Through its country surveys and comparable statistical and economic data, the OECD provides its member countries tools with which to analyse and monitor their economic, social and environmental policies. Countries can draw on the OECD‘s reservoir of expertise, including peer reviews, and they can access all of the research and analysis conducted by the Secretariat.
Covering the full economic and social spectrum, this work could not be carried out by any one country alone.
In addition to its economic intelligence functions, the OECD is above all a forum within which countries discuss and share national experience, identify best practices and find solutions to common problems. The OECD having working relationships with over 100 non-member economies, members benefit from dialogue and consultations with all players on the world scene, in a context of increased interdependence that demands global rules of the game.
Last but certainly not the least, OECD has recently issued a directive with much more credibility than any from the WHO (and its an apparent conflict of interest situation just described) “Treatments and a vaccine for COVID-19: The need for coordinating policies on R & D, manufacturing and access” dated May 29, 2020 at this link.
There is more: OECD Policy Responses to Coronavirus (Covid-19):
“Supporting businesses in financial distress to avoid insolvency during the COVID-19 crisis” May 27, 2020
Conclusion to this submission:
Can the concept of “Enterprise Risk Management” help in preparing for an event similar to COVID-19 happening in the future?
The historic and widespread practice of ERM indicates strongly that it can, unfortunately it was overlooked in this occurrence of COVID-19.

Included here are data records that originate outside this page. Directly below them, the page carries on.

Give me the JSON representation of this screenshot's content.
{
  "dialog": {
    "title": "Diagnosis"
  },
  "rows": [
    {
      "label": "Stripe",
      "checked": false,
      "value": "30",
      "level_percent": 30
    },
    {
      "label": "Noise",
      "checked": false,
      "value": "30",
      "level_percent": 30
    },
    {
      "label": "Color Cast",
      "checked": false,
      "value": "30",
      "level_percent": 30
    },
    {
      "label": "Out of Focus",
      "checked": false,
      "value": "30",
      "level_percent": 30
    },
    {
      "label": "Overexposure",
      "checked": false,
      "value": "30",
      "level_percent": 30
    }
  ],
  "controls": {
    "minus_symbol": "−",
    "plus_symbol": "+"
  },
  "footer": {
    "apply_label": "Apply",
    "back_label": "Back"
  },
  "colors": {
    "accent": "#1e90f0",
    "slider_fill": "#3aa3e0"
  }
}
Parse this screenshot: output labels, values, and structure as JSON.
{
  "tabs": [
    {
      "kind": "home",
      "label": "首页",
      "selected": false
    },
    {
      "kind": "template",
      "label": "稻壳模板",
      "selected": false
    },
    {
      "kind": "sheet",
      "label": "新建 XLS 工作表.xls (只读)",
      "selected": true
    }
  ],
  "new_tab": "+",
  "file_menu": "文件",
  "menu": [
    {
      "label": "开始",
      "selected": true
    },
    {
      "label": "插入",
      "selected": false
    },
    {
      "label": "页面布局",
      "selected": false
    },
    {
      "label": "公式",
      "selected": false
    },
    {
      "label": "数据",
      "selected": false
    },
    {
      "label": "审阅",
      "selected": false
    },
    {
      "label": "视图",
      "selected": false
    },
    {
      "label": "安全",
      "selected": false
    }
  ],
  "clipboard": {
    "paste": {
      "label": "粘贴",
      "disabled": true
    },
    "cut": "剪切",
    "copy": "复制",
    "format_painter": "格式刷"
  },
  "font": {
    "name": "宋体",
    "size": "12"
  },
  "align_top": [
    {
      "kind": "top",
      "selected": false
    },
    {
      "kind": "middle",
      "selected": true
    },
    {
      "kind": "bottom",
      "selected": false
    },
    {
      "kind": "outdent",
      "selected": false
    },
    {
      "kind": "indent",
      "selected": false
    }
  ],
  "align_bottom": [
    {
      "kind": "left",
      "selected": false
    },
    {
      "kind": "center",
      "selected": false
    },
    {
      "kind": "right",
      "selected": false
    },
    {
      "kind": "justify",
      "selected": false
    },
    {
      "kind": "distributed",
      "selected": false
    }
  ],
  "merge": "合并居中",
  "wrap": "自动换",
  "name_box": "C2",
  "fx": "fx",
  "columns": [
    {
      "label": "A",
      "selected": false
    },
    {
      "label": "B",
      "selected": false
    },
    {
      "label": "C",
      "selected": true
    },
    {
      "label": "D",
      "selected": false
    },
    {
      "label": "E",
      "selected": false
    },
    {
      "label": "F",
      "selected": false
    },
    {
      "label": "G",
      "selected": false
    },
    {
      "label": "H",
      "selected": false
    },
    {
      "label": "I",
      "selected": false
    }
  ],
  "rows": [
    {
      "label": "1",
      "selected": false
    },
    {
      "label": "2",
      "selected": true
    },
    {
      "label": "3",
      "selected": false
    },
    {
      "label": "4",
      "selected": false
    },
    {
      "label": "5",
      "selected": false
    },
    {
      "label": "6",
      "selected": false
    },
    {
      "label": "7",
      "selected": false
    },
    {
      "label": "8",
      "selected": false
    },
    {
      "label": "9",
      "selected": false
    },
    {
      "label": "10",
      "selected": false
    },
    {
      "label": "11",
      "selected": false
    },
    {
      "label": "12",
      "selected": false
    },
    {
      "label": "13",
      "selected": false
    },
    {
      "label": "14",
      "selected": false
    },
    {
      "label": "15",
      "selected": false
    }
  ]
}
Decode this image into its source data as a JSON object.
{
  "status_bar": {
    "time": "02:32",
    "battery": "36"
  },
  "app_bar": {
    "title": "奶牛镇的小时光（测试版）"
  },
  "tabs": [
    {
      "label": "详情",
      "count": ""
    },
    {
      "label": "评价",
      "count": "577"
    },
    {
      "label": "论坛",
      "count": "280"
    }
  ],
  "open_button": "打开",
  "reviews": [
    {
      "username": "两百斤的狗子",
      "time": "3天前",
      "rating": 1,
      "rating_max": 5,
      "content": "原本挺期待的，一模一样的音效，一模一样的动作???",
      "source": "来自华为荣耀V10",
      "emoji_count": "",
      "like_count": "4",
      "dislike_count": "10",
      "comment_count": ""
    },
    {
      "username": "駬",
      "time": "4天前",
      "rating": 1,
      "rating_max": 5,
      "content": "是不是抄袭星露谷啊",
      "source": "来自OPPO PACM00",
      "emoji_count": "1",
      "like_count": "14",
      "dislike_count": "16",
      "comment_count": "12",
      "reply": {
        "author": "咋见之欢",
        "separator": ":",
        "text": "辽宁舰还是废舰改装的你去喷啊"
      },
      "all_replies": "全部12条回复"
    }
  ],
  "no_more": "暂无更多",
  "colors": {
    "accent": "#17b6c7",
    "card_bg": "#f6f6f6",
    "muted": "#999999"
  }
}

However, there is a “caveat” to successful adoption of ERM:
A Government’s success will be impacted by the following factors: